A 12-gram (0.4 oz.) Micro Tug can haul an object 2,000 times its own weight across a flat surface, and a 9-gram climbing robot attached to a vertical surface can pull up a 1-kilogram (2.2 lb.) weight.
“This is equivalent to a human climbing up a skyscraper while carrying an elephant,” the researchers wrote.
The Micro Tug moves around on its two wheels, but it is stationary when it pulls the object. It unloads its shear adhesive torso on the surface and then reels in the object with a winch, as one would with a fishing pole.
The idea of controllable adhesion was taken from the researchers’ study of the Asian Weaver Ant, which is documented as being able to lift 100 times its own bodyweight.
In the field of microrobotics, the Micro Tug is considered to be a leap forward: The only other miniature climbing robot, defined as less than 40 mm (1.6 in.) per side, could only carry three times its body weight.
Researchers envisage the Micro Tug as a prototype for future miniature robots that could have applications in “search and rescue, surveillance, and environmental monitoring,” such as carrying equipment to a person in a burning building or fixing damage in dams and bridges.
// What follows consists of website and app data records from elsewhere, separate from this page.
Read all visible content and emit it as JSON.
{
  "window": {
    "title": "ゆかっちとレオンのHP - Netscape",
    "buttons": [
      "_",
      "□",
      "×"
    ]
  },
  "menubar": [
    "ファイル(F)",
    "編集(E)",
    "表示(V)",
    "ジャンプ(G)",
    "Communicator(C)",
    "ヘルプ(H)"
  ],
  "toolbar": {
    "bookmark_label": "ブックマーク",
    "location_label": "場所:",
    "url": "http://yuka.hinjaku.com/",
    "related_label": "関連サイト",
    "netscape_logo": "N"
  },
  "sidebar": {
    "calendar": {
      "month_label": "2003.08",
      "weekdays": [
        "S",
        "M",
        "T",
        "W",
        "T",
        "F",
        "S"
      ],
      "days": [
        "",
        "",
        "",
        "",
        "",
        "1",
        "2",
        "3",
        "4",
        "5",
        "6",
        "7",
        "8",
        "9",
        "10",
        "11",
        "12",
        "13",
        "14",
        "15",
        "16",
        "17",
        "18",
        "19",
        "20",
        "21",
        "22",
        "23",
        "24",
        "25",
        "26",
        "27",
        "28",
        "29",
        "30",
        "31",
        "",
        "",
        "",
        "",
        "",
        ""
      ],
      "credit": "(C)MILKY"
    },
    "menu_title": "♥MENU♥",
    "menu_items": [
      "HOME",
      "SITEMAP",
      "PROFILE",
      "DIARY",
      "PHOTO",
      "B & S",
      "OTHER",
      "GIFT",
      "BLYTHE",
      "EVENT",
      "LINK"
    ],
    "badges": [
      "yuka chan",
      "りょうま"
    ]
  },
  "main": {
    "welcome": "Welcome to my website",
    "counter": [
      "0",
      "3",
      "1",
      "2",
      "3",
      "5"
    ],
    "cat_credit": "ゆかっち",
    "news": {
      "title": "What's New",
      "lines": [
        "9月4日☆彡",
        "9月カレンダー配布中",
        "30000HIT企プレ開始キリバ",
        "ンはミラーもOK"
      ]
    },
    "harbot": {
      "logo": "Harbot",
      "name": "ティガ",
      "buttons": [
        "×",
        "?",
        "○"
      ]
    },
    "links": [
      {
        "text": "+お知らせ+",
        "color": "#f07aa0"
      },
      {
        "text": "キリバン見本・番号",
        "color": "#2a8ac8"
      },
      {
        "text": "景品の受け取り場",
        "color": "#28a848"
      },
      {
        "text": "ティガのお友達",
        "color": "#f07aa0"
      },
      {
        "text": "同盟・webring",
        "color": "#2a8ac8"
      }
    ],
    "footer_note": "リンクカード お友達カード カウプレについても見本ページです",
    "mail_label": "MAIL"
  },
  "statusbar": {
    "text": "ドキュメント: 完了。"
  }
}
“Future models of the smallest robots would like to have more capabilities for traversal on different terrains, and better actuators and legs,” said David Christensen, one of the researchers on the team.